§ Directions:
The entries must be restated exactly as written.

** Opening Dataset entries block **

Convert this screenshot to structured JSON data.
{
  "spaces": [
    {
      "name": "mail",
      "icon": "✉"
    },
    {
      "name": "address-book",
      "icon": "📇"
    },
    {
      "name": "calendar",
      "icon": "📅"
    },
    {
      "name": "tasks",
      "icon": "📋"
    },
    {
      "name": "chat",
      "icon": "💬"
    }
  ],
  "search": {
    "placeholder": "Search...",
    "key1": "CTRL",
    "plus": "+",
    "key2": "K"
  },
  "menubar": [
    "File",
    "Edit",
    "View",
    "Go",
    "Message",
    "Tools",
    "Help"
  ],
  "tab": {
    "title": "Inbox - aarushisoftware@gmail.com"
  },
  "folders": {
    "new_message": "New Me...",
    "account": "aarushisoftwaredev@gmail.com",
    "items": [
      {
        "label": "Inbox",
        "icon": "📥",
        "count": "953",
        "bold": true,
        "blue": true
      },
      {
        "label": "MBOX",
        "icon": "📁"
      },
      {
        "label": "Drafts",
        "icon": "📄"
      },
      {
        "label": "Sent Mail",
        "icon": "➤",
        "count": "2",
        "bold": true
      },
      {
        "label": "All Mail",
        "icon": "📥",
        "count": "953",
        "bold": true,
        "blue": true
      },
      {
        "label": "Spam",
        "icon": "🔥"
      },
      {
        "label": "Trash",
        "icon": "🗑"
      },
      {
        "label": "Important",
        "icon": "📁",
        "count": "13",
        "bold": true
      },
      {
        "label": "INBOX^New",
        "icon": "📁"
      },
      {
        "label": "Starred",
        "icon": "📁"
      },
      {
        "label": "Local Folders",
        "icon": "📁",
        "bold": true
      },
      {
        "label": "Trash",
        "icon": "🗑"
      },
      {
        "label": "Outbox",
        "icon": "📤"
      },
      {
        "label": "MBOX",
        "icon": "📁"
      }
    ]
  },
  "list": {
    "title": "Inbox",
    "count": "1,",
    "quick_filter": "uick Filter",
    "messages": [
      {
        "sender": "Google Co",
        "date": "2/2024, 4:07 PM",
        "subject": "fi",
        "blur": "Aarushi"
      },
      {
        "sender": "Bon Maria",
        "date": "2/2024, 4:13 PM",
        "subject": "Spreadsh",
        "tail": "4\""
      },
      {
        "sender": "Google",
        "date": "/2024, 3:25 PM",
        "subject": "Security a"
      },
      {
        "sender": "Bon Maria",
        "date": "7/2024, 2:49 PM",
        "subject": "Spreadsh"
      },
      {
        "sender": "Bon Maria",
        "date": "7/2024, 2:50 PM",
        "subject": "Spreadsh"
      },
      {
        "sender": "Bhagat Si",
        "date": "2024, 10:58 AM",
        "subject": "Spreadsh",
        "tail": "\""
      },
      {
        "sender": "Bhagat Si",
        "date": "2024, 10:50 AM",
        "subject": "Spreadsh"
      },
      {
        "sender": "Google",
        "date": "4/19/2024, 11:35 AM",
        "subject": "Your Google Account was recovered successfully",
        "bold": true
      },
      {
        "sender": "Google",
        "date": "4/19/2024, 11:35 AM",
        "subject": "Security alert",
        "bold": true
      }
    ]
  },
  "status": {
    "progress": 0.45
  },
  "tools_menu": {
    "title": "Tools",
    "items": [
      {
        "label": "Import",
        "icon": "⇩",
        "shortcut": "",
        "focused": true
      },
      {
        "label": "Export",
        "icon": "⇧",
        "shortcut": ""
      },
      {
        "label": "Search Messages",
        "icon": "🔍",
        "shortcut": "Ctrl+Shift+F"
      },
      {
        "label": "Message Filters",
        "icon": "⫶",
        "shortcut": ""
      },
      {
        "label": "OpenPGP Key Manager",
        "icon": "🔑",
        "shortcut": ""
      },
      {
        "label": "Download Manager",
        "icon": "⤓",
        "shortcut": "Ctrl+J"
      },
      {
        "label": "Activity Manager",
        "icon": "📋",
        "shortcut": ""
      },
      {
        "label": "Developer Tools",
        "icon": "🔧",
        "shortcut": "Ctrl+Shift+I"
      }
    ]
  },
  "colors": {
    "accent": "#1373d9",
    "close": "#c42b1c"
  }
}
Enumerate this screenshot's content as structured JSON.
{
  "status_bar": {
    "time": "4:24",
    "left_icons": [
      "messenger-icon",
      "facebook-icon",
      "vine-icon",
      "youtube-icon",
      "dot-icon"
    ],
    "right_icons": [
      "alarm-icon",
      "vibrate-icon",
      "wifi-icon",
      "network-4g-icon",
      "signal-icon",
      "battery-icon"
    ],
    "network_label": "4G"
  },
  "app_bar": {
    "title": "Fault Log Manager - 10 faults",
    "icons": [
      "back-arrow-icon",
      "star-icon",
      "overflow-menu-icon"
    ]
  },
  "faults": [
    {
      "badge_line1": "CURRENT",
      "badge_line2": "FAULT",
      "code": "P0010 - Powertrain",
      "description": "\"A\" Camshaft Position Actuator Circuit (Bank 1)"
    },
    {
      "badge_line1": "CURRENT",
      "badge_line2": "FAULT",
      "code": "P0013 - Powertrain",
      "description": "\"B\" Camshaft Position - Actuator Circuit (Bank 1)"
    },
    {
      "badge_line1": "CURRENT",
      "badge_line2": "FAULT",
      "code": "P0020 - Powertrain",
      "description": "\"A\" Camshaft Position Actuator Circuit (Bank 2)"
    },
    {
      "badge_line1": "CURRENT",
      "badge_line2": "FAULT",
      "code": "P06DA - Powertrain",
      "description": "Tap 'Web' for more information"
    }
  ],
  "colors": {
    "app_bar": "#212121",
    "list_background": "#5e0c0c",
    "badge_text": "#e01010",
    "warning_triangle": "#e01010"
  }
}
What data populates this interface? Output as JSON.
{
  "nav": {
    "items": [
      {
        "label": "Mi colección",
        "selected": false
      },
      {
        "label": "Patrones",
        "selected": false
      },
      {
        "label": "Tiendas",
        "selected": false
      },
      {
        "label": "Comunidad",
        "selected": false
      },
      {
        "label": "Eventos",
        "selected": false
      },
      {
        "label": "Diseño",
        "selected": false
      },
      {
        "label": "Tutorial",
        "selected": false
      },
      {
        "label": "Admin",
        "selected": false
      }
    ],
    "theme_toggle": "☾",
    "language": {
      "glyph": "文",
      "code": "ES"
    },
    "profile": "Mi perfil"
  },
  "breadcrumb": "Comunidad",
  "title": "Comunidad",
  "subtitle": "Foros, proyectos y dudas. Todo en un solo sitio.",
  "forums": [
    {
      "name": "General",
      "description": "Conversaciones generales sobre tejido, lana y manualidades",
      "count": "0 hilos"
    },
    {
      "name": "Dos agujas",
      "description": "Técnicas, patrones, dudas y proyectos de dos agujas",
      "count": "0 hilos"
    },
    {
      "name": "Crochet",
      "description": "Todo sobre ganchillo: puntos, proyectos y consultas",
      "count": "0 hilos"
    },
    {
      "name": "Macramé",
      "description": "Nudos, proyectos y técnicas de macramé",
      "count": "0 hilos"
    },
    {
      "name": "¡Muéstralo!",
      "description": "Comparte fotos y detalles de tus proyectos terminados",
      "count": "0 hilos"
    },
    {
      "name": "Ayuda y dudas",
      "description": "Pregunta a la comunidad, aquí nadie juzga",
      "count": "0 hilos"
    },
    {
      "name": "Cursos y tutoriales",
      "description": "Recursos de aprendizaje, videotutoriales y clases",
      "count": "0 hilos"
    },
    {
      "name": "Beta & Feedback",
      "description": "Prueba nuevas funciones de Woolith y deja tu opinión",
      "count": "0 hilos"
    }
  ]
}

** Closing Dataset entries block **

§ Exercise output:
Convert this screenshot to structured JSON data.
{
  "spaces": [
    {
      "name": "mail",
      "icon": "✉"
    },
    {
      "name": "address-book",
      "icon": "📇"
    },
    {
      "name": "calendar",
      "icon": "📅"
    },
    {
      "name": "tasks",
      "icon": "📋"
    },
    {
      "name": "chat",
      "icon": "💬"
    }
  ],
  "search": {
    "placeholder": "Search...",
    "key1": "CTRL",
    "plus": "+",
    "key2": "K"
  },
  "menubar": [
    "File",
    "Edit",
    "View",
    "Go",
    "Message",
    "Tools",
    "Help"
  ],
  "tab": {
    "title": "Inbox - aarushisoftware@gmail.com"
  },
  "folders": {
    "new_message": "New Me...",
    "account": "aarushisoftwaredev@gmail.com",
    "items": [
      {
        "label": "Inbox",
        "icon": "📥",
        "count": "953",
        "bold": true,
        "blue": true
      },
      {
        "label": "MBOX",
        "icon": "📁"
      },
      {
        "label": "Drafts",
        "icon": "📄"
      },
      {
        "label": "Sent Mail",
        "icon": "➤",
        "count": "2",
        "bold": true
      },
      {
        "label": "All Mail",
        "icon": "📥",
        "count": "953",
        "bold": true,
        "blue": true
      },
      {
        "label": "Spam",
        "icon": "🔥"
      },
      {
        "label": "Trash",
        "icon": "🗑"
      },
      {
        "label": "Important",
        "icon": "📁",
        "count": "13",
        "bold": true
      },
      {
        "label": "INBOX^New",
        "icon": "📁"
      },
      {
        "label": "Starred",
        "icon": "📁"
      },
      {
        "label": "Local Folders",
        "icon": "📁",
        "bold": true
      },
      {
        "label": "Trash",
        "icon": "🗑"
      },
      {
        "label": "Outbox",
        "icon": "📤"
      },
      {
        "label": "MBOX",
        "icon": "📁"
      }
    ]
  },
  "list": {
    "title": "Inbox",
    "count": "1,",
    "quick_filter": "uick Filter",
    "messages": [
      {
        "sender": "Google Co",
        "date": "2/2024, 4:07 PM",
        "subject": "fi",
        "blur": "Aarushi"
      },
      {
        "sender": "Bon Maria",
        "date": "2/2024, 4:13 PM",
        "subject": "Spreadsh",
        "tail": "4\""
      },
      {
        "sender": "Google",
        "date": "/2024, 3:25 PM",
        "subject": "Security a"
      },
      {
        "sender": "Bon Maria",
        "date": "7/2024, 2:49 PM",
        "subject": "Spreadsh"
      },
      {
        "sender": "Bon Maria",
        "date": "7/2024, 2:50 PM",
        "subject": "Spreadsh"
      },
      {
        "sender": "Bhagat Si",
        "date": "2024, 10:58 AM",
        "subject": "Spreadsh",
        "tail": "\""
      },
      {
        "sender": "Bhagat Si",
        "date": "2024, 10:50 AM",
        "subject": "Spreadsh"
      },
      {
        "sender": "Google",
        "date": "4/19/2024, 11:35 AM",
        "subject": "Your Google Account was recovered successfully",
        "bold": true
      },
      {
        "sender": "Google",
        "date": "4/19/2024, 11:35 AM",
        "subject": "Security alert",
        "bold": true
      }
    ]
  },
  "status": {
    "progress": 0.45
  },
  "tools_menu": {
    "title": "Tools",
    "items": [
      {
        "label": "Import",
        "icon": "⇩",
        "shortcut": "",
        "focused": true
      },
      {
        "label": "Export",
        "icon": "⇧",
        "shortcut": ""
      },
      {
        "label": "Search Messages",
        "icon": "🔍",
        "shortcut": "Ctrl+Shift+F"
      },
      {
        "label": "Message Filters",
        "icon": "⫶",
        "shortcut": ""
      },
      {
        "label": "OpenPGP Key Manager",
        "icon": "🔑",
        "shortcut": ""
      },
      {
        "label": "Download Manager",
        "icon": "⤓",
        "shortcut": "Ctrl+J"
      },
      {
        "label": "Activity Manager",
        "icon": "📋",
        "shortcut": ""
      },
      {
        "label": "Developer Tools",
        "icon": "🔧",
        "shortcut": "Ctrl+Shift+I"
      }
    ]
  },
  "colors": {
    "accent": "#1373d9",
    "close": "#c42b1c"
  }
}
Enumerate this screenshot's content as structured JSON.
{
  "status_bar": {
    "time": "4:24",
    "left_icons": [
      "messenger-icon",
      "facebook-icon",
      "vine-icon",
      "youtube-icon",
      "dot-icon"
    ],
    "right_icons": [
      "alarm-icon",
      "vibrate-icon",
      "wifi-icon",
      "network-4g-icon",
      "signal-icon",
      "battery-icon"
    ],
    "network_label": "4G"
  },
  "app_bar": {
    "title": "Fault Log Manager - 10 faults",
    "icons": [
      "back-arrow-icon",
      "star-icon",
      "overflow-menu-icon"
    ]
  },
  "faults": [
    {
      "badge_line1": "CURRENT",
      "badge_line2": "FAULT",
      "code": "P0010 - Powertrain",
      "description": "\"A\" Camshaft Position Actuator Circuit (Bank 1)"
    },
    {
      "badge_line1": "CURRENT",
      "badge_line2": "FAULT",
      "code": "P0013 - Powertrain",
      "description": "\"B\" Camshaft Position - Actuator Circuit (Bank 1)"
    },
    {
      "badge_line1": "CURRENT",
      "badge_line2": "FAULT",
      "code": "P0020 - Powertrain",
      "description": "\"A\" Camshaft Position Actuator Circuit (Bank 2)"
    },
    {
      "badge_line1": "CURRENT",
      "badge_line2": "FAULT",
      "code": "P06DA - Powertrain",
      "description": "Tap 'Web' for more information"
    }
  ],
  "colors": {
    "app_bar": "#212121",
    "list_background": "#5e0c0c",
    "badge_text": "#e01010",
    "warning_triangle": "#e01010"
  }
}
What data populates this interface? Output as JSON.
{
  "nav": {
    "items": [
      {
        "label": "Mi colección",
        "selected": false
      },
      {
        "label": "Patrones",
        "selected": false
      },
      {
        "label": "Tiendas",
        "selected": false
      },
      {
        "label": "Comunidad",
        "selected": false
      },
      {
        "label": "Eventos",
        "selected": false
      },
      {
        "label": "Diseño",
        "selected": false
      },
      {
        "label": "Tutorial",
        "selected": false
      },
      {
        "label": "Admin",
        "selected": false
      }
    ],
    "theme_toggle": "☾",
    "language": {
      "glyph": "文",
      "code": "ES"
    },
    "profile": "Mi perfil"
  },
  "breadcrumb": "Comunidad",
  "title": "Comunidad",
  "subtitle": "Foros, proyectos y dudas. Todo en un solo sitio.",
  "forums": [
    {
      "name": "General",
      "description": "Conversaciones generales sobre tejido, lana y manualidades",
      "count": "0 hilos"
    },
    {
      "name": "Dos agujas",
      "description": "Técnicas, patrones, dudas y proyectos de dos agujas",
      "count": "0 hilos"
    },
    {
      "name": "Crochet",
      "description": "Todo sobre ganchillo: puntos, proyectos y consultas",
      "count": "0 hilos"
    },
    {
      "name": "Macramé",
      "description": "Nudos, proyectos y técnicas de macramé",
      "count": "0 hilos"
    },
    {
      "name": "¡Muéstralo!",
      "description": "Comparte fotos y detalles de tus proyectos terminados",
      "count": "0 hilos"
    },
    {
      "name": "Ayuda y dudas",
      "description": "Pregunta a la comunidad, aquí nadie juzga",
      "count": "0 hilos"
    },
    {
      "name": "Cursos y tutoriales",
      "description": "Recursos de aprendizaje, videotutoriales y clases",
      "count": "0 hilos"
    },
    {
      "name": "Beta & Feedback",
      "description": "Prueba nuevas funciones de Woolith y deja tu opinión",
      "count": "0 hilos"
    }
  ]
}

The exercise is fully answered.